# What you will do
Please reproduce each of the entries below exactly as they appear.

# Supplied material
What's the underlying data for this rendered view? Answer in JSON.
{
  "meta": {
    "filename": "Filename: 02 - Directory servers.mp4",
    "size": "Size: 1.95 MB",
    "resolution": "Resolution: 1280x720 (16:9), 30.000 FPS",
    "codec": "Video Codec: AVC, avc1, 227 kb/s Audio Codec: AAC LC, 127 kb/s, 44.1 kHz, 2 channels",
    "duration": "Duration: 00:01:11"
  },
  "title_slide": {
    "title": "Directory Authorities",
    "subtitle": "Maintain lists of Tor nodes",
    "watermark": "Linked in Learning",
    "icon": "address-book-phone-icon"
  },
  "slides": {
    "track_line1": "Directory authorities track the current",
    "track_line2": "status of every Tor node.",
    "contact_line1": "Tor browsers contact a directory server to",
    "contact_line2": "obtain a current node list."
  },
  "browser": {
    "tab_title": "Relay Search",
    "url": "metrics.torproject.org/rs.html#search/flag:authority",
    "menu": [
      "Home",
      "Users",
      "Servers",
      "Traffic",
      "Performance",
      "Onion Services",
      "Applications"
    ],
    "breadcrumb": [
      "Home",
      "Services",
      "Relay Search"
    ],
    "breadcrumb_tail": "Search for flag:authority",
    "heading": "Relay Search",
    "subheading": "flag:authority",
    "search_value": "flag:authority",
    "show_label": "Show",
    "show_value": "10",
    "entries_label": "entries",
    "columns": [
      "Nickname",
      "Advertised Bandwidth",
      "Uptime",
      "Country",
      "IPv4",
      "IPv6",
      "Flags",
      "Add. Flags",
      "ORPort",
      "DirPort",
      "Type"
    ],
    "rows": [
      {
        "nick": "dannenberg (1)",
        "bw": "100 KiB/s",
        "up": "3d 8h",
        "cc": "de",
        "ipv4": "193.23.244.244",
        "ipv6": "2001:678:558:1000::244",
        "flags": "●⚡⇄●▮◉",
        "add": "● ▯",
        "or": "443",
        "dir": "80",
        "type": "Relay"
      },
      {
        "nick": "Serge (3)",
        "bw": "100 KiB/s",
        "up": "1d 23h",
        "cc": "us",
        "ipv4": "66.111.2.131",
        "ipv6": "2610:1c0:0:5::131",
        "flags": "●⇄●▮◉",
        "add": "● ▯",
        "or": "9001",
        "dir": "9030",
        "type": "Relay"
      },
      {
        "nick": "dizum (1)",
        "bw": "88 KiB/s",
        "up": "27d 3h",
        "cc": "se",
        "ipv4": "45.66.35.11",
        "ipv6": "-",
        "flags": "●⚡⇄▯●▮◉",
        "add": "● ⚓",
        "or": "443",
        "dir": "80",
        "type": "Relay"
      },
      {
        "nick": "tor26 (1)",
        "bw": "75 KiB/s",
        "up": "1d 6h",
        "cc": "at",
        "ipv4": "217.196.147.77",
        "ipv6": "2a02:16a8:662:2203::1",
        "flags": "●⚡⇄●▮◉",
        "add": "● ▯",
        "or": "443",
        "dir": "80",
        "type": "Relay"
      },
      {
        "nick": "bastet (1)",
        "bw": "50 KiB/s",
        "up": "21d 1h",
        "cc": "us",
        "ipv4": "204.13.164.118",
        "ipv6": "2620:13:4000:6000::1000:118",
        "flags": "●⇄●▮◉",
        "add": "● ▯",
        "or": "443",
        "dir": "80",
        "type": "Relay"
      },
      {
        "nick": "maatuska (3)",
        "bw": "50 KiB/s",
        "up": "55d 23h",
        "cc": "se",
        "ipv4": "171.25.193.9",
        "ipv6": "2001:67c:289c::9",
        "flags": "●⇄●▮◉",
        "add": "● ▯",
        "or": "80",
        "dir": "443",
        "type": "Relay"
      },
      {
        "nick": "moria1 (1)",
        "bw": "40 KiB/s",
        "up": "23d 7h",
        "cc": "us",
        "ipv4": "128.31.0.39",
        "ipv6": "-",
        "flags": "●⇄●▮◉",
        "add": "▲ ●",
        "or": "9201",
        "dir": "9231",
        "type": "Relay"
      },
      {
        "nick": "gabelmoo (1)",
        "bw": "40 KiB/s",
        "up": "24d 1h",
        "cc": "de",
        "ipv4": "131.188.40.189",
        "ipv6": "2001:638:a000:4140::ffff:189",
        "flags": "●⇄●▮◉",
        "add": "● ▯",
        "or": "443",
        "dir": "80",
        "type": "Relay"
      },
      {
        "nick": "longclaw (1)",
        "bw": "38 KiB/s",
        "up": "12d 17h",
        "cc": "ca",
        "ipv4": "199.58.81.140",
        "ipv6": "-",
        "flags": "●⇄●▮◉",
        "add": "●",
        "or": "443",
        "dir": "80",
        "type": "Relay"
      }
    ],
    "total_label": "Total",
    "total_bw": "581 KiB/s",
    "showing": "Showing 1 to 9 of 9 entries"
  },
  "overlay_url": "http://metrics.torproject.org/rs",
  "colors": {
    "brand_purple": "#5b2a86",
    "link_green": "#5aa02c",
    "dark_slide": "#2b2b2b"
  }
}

# Reply
What's the underlying data for this rendered view? Answer in JSON.
{
  "meta": {
    "filename": "Filename: 02 - Directory servers.mp4",
    "size": "Size: 1.95 MB",
    "resolution": "Resolution: 1280x720 (16:9), 30.000 FPS",
    "codec": "Video Codec: AVC, avc1, 227 kb/s Audio Codec: AAC LC, 127 kb/s, 44.1 kHz, 2 channels",
    "duration": "Duration: 00:01:11"
  },
  "title_slide": {
    "title": "Directory Authorities",
    "subtitle": "Maintain lists of Tor nodes",
    "watermark": "Linked in Learning",
    "icon": "address-book-phone-icon"
  },
  "slides": {
    "track_line1": "Directory authorities track the current",
    "track_line2": "status of every Tor node.",
    "contact_line1": "Tor browsers contact a directory server to",
    "contact_line2": "obtain a current node list."
  },
  "browser": {
    "tab_title": "Relay Search",
    "url": "metrics.torproject.org/rs.html#search/flag:authority",
    "menu": [
      "Home",
      "Users",
      "Servers",
      "Traffic",
      "Performance",
      "Onion Services",
      "Applications"
    ],
    "breadcrumb": [
      "Home",
      "Services",
      "Relay Search"
    ],
    "breadcrumb_tail": "Search for flag:authority",
    "heading": "Relay Search",
    "subheading": "flag:authority",
    "search_value": "flag:authority",
    "show_label": "Show",
    "show_value": "10",
    "entries_label": "entries",
    "columns": [
      "Nickname",
      "Advertised Bandwidth",
      "Uptime",
      "Country",
      "IPv4",
      "IPv6",
      "Flags",
      "Add. Flags",
      "ORPort",
      "DirPort",
      "Type"
    ],
    "rows": [
      {
        "nick": "dannenberg (1)",
        "bw": "100 KiB/s",
        "up": "3d 8h",
        "cc": "de",
        "ipv4": "193.23.244.244",
        "ipv6": "2001:678:558:1000::244",
        "flags": "●⚡⇄●▮◉",
        "add": "● ▯",
        "or": "443",
        "dir": "80",
        "type": "Relay"
      },
      {
        "nick": "Serge (3)",
        "bw": "100 KiB/s",
        "up": "1d 23h",
        "cc": "us",
        "ipv4": "66.111.2.131",
        "ipv6": "2610:1c0:0:5::131",
        "flags": "●⇄●▮◉",
        "add": "● ▯",
        "or": "9001",
        "dir": "9030",
        "type": "Relay"
      },
      {
        "nick": "dizum (1)",
        "bw": "88 KiB/s",
        "up": "27d 3h",
        "cc": "se",
        "ipv4": "45.66.35.11",
        "ipv6": "-",
        "flags": "●⚡⇄▯●▮◉",
        "add": "● ⚓",
        "or": "443",
        "dir": "80",
        "type": "Relay"
      },
      {
        "nick": "tor26 (1)",
        "bw": "75 KiB/s",
        "up": "1d 6h",
        "cc": "at",
        "ipv4": "217.196.147.77",
        "ipv6": "2a02:16a8:662:2203::1",
        "flags": "●⚡⇄●▮◉",
        "add": "● ▯",
        "or": "443",
        "dir": "80",
        "type": "Relay"
      },
      {
        "nick": "bastet (1)",
        "bw": "50 KiB/s",
        "up": "21d 1h",
        "cc": "us",
        "ipv4": "204.13.164.118",
        "ipv6": "2620:13:4000:6000::1000:118",
        "flags": "●⇄●▮◉",
        "add": "● ▯",
        "or": "443",
        "dir": "80",
        "type": "Relay"
      },
      {
        "nick": "maatuska (3)",
        "bw": "50 KiB/s",
        "up": "55d 23h",
        "cc": "se",
        "ipv4": "171.25.193.9",
        "ipv6": "2001:67c:289c::9",
        "flags": "●⇄●▮◉",
        "add": "● ▯",
        "or": "80",
        "dir": "443",
        "type": "Relay"
      },
      {
        "nick": "moria1 (1)",
        "bw": "40 KiB/s",
        "up": "23d 7h",
        "cc": "us",
        "ipv4": "128.31.0.39",
        "ipv6": "-",
        "flags": "●⇄●▮◉",
        "add": "▲ ●",
        "or": "9201",
        "dir": "9231",
        "type": "Relay"
      },
      {
        "nick": "gabelmoo (1)",
        "bw": "40 KiB/s",
        "up": "24d 1h",
        "cc": "de",
        "ipv4": "131.188.40.189",
        "ipv6": "2001:638:a000:4140::ffff:189",
        "flags": "●⇄●▮◉",
        "add": "● ▯",
        "or": "443",
        "dir": "80",
        "type": "Relay"
      },
      {
        "nick": "longclaw (1)",
        "bw": "38 KiB/s",
        "up": "12d 17h",
        "cc": "ca",
        "ipv4": "199.58.81.140",
        "ipv6": "-",
        "flags": "●⇄●▮◉",
        "add": "●",
        "or": "443",
        "dir": "80",
        "type": "Relay"
      }
    ],
    "total_label": "Total",
    "total_bw": "581 KiB/s",
    "showing": "Showing 1 to 9 of 9 entries"
  },
  "overlay_url": "http://metrics.torproject.org/rs",
  "colors": {
    "brand_purple": "#5b2a86",
    "link_green": "#5aa02c",
    "dark_slide": "#2b2b2b"
  }
}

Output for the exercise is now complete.